Does lack of sleep cause weight gain or loss?
Does lack of sleep cause weight gain or loss?
What role does sleep have in weight loss?
If you’re dieting, you might be curious in Does lack of sleep cause weight gain or loss?
Is there a link between sleep and weight loss? It’s a crucial question, especially if you’re trying to lose weight by dieting and exercising. Sleep is equally as important as moving and fuelling our bodies because it allows us to relax and recharge.
Professionals recommend that we receive 6-8 hours of sleep per night on average, but many of us aren’t getting anywhere near that amount due to hectic work, families, or even technology. When we don’t get enough sleep, it has an impact on our ability to operate and, as a result, our eating habits. But can we burn calories when sleeping, and how does a lack of sleep influence our appetite?
Read also: Regulate your brown fat for fast weight loss.

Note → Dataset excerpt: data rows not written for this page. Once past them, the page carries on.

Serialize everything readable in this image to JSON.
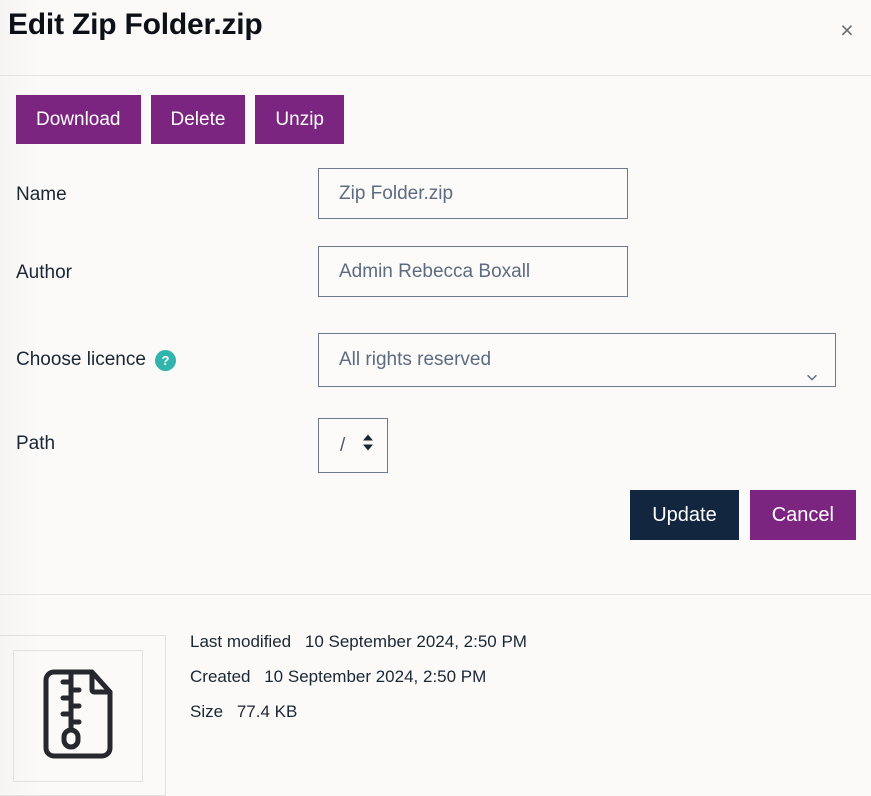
{
  "dialog": {
    "title": "Edit Zip Folder.zip",
    "close_label": "×",
    "close_icon": "close-icon"
  },
  "actions": {
    "download_label": "Download",
    "delete_label": "Delete",
    "unzip_label": "Unzip"
  },
  "form": {
    "name": {
      "label": "Name",
      "value": "Zip Folder.zip",
      "placeholder": "Zip Folder.zip"
    },
    "author": {
      "label": "Author",
      "value": "Admin Rebecca Boxall",
      "placeholder": "Admin Rebecca Boxall"
    },
    "licence": {
      "label": "Choose licence",
      "help_icon": "?",
      "value": "All rights reserved",
      "chevron_icon": "chevron-down-icon"
    },
    "path": {
      "label": "Path",
      "value": "/",
      "spinner_icon": "up-down-arrows-icon"
    }
  },
  "footer_actions": {
    "update_label": "Update",
    "cancel_label": "Cancel"
  },
  "meta": {
    "thumbnail_icon": "zip-file-icon",
    "rows": [
      {
        "label": "Last modified",
        "value": "10 September 2024, 2:50 PM"
      },
      {
        "label": "Created",
        "value": "10 September 2024, 2:50 PM"
      },
      {
        "label": "Size",
        "value": "77.4 KB"
      }
    ]
  },
  "colors": {
    "purple": "#7b2581",
    "dark_navy": "#12263f",
    "teal": "#30b4ac",
    "field_border": "#6d7a8c",
    "background": "#fbfaf9"
  }
}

Sleep and weight loss relationship
We definitely burn calories when sleeping, believe it or not – but we all burn different amounts of calories, just as we do while we’re up. When sleeping, most individuals burn about 50 calories each hour, although the actual number depends on our specific basal metabolic rate (BMR), and the more sleep we receive, the more calories we burn. As a result, someone who only sleeps 5 hours per night on average is more likely to burn less calories than someone who sleeps 8 hours per night on a regular basis. This is why, if you don’t get enough sleep, learning how to sleep for extended periods of time might be beneficial.
And, as Flo Seabright, nutritionist and CEO of FBF Collective, told Live Science, a lack of sleep might influence our weight-loss efforts: “Lack of sleep may have an influence on food choices, whether it’s because sticking to a ‘typical’ healthy, balanced diet feels more difficult when you’re sleep deprived, or because we choose meals that we think would give us more energy, such sugary or sweet foods.”
“Quality sleep is vital in order to allow your body to work efficiently and is an important manner in which your body can recover and perform key biological functions, such as hormone control – particularly those hormones associated to hunger, appetite, and fullness,” Seabright added.
Hormones play a large role in controlling or boosting our appetites; for example, most of us feel hungrier than usual after drinking alcohol the night before, which is usually due to a lack of quality sleep and hormonal disruption.
According to a study published in PLoS Medicine, when the hunger hormones ghrelin and leptin are disrupted, it can affect our diets and how much we want food. When you have an empty stomach, Ghrelin, a hormone that helps to alert you when you’re hungry, is produced, whereas Leptin helps to suppress appetite and notifies the brain when we’re hungry.
Seabright, on the other hand, stated: “Our bodies need sleep to balance these hormones. Increased appetite and lower satiety can occur when the body is unable to control these adequately, making it more difficult to stick to a nutritionally optimum diet.”
Best time to sleep for weight loss
In fact, a study of over 1000 persons revealed that those who slept for shorter periods of time had higher (14.9 percent) ghrelin levels and lower (15.5 percent) leptin levels than those who got a decent night’s sleep. Participants who slept for fewer than eight hours each night had a higher BMI.
“When we don’t get enough sleep, the hunger hormone ghrelin and the satiety hormone leptin become unbalanced, resulting in greater sensations of hunger and lower satiety throughout the day,” Seabright added. “Not only do you feel hungry, but you’re less able to recognise when you’re full!”
Whether you choose to sleep in your favourite PJs or something a bit more loose, research has shown that sleeping nude offers several weight-loss benefits. Especially in the winter, you may want to bundle up in many layers.
How does bad sleep affect your metabolism?
Our body temperature affects not just the quality of our sleep, but also how our metabolism reacts, according to studies. The National Institutes of Health in the United States investigated a group of men for nearly a month in a colder atmosphere and discovered that it sped up their metabolism and burned brown fat to keep them warm as they slept.
Brown fat, also known as adipose tissue, helps you remain warm when you’re cold by becoming activated when your body temperature reaches a specific level, allowing it to be burned more quickly when you’re cold.